7. If you are having an assessment, fabulous! If you're nervous, remember the publisher is the expert here, and they will take the lead. Take lots of lovely deep breaths and respond honestly and openly to questions and feedback. If there is something you are confused by, don't understand or need to clarify, don't hesitate to speak out. Ask lots of questions, too. It's a grand opportunity. You could absolutely prepare those questions, but remember not to take away too much time from the actual work you've presented.
8. What you absolutely CANNOT do when having an assessment is take criticism personally, argue or become defensive. Publishing is a full-on, stressful business, and unless you're mega famous and have a billion dollar book deal, you will need to be easy to work with. Publishers don't want to work with divas or whiners or complicators, and you simply cannot be difficult or demanding. On top of that, you cannot be indignant or offended by feedback. Publishers are subjective, too, and three publishers could well say something completely different about your work. I've had feedback on a middle grade manuscript from four publishers (via email, not at a conference) and each one said something vastly different. Four subjective opinions. So remember this.
Also, feedback is designed to get you thinking, not to tell you what to do, or--God forbid--intimate you are talentless. Remember, all the praise in the world is useless when it comes to improving your work, and this is often why feedback focuses on what's going wrong and how you can improve it, not on what's already working well (though good feedback will mention that, too). We are all sensitive about our work, but you need to step back and look at things objectively, take what works for you, and then let the rest go.
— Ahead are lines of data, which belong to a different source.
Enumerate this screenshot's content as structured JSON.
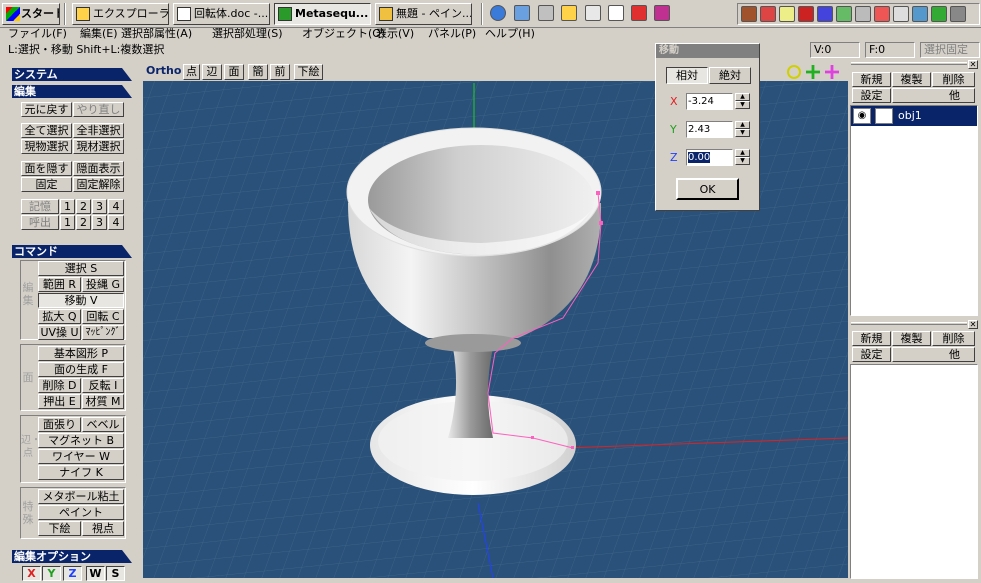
{
  "taskbar": {
    "start_label": "スタート",
    "tasks": [
      {
        "label": "エクスプローラ..."
      },
      {
        "label": "回転体.doc -..."
      },
      {
        "label": "Metasequ..."
      },
      {
        "label": "無題 - ペイン..."
      }
    ]
  },
  "menubar": {
    "items": [
      "ファイル(F)",
      "編集(E)",
      "選択部属性(A)",
      "選択部処理(S)",
      "オブジェクト(O)",
      "表示(V)",
      "パネル(P)",
      "ヘルプ(H)"
    ]
  },
  "statusbar": {
    "hint": "L:選択・移動  Shift+L:複数選択",
    "v_count": "V:0",
    "f_count": "F:0",
    "lock_label": "選択固定"
  },
  "left_panel": {
    "system_header": "システム",
    "edit_header": "編集",
    "undo": "元に戻す",
    "redo": "やり直し",
    "select_all": "全て選択",
    "deselect_all": "全非選択",
    "select_object": "現物選択",
    "select_material": "現材選択",
    "hide_face": "面を隠す",
    "show_hidden": "隠面表示",
    "fix": "固定",
    "unfix": "固定解除",
    "memory": "記憶",
    "recall": "呼出",
    "slot_1": "1",
    "slot_2": "2",
    "slot_3": "3",
    "slot_4": "4",
    "command_header": "コマンド",
    "group_edit_label": "編集",
    "select": "選択 S",
    "range": "範囲 R",
    "lasso": "投縄 G",
    "move": "移動 V",
    "scale": "拡大 Q",
    "rotate": "回転 C",
    "uv": "UV操 U",
    "mapping": "ﾏｯﾋﾟﾝｸﾞ",
    "group_face_label": "面",
    "primitive": "基本図形 P",
    "face_create": "面の生成 F",
    "delete": "削除 D",
    "flip": "反転 I",
    "extrude": "押出 E",
    "material": "材質 M",
    "group_edge_label": "辺・点",
    "face_stretch": "面張り",
    "bevel": "ベベル",
    "magnet": "マグネット B",
    "wire": "ワイヤー W",
    "knife": "ナイフ K",
    "group_special_label": "特殊",
    "metaball": "メタボール粘土",
    "paint": "ペイント",
    "lower": "下絵",
    "viewpoint": "視点",
    "edit_options_header": "編集オプション",
    "opt_x": "X",
    "opt_y": "Y",
    "opt_z": "Z",
    "opt_w": "W",
    "opt_s": "S"
  },
  "viewport": {
    "mode": "Ortho",
    "btn_point": "点",
    "btn_edge": "辺",
    "btn_face": "面",
    "btn_simple": "簡",
    "btn_front": "前",
    "btn_underlay": "下絵"
  },
  "move_dialog": {
    "title": "移動",
    "relative": "相対",
    "absolute": "絶対",
    "x_label": "X",
    "y_label": "Y",
    "z_label": "Z",
    "x_value": "-3.24",
    "y_value": "2.43",
    "z_value": "0.00",
    "ok": "OK"
  },
  "object_panel": {
    "new": "新規",
    "copy": "複製",
    "delete": "削除",
    "settings": "設定",
    "other": "他",
    "object_name": "obj1"
  },
  "material_panel": {
    "new": "新規",
    "copy": "複製",
    "delete": "削除",
    "settings": "設定",
    "other": "他"
  },
  "colors": {
    "viewport_bg": "#2a5179",
    "title_active": "#0a246a",
    "x_axis": "#e02020",
    "y_axis": "#20d020",
    "z_axis": "#2040ff"
  }
}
9. Be sure you've covered all you want to during your assessment (which is why prepared notes are good... and take notes during the assessment, too). Taking notes shows you are tenacious and willing to work hard and improve, which publishers love. This business is all about tenacity! At the end, ask if it's okay to be in touch to ask another question or two by email (be sure to get their business card and hand them yours, too) or if it's okay to submit revisions to them down the track.
10. Be courageous. If you feel a social publisher interaction is going really well and she's clearly interested in you or your work, ask if you could submit directly to her at some stage. Just do it. What have you got to lose!?
11. Be patient. You'll come home on a high after a conference and/or assessment, and will be desperate for news or progression of the relationship. I know it's said over and over but it's true--publishers are chronically overworked and swamped. You need to practice the patience of a saint post-event. Hang in there, and give it a decent amount of time before making contact again. If it's been months, you should absolutely send a gentle reminder or query email.
12. BE YOU!!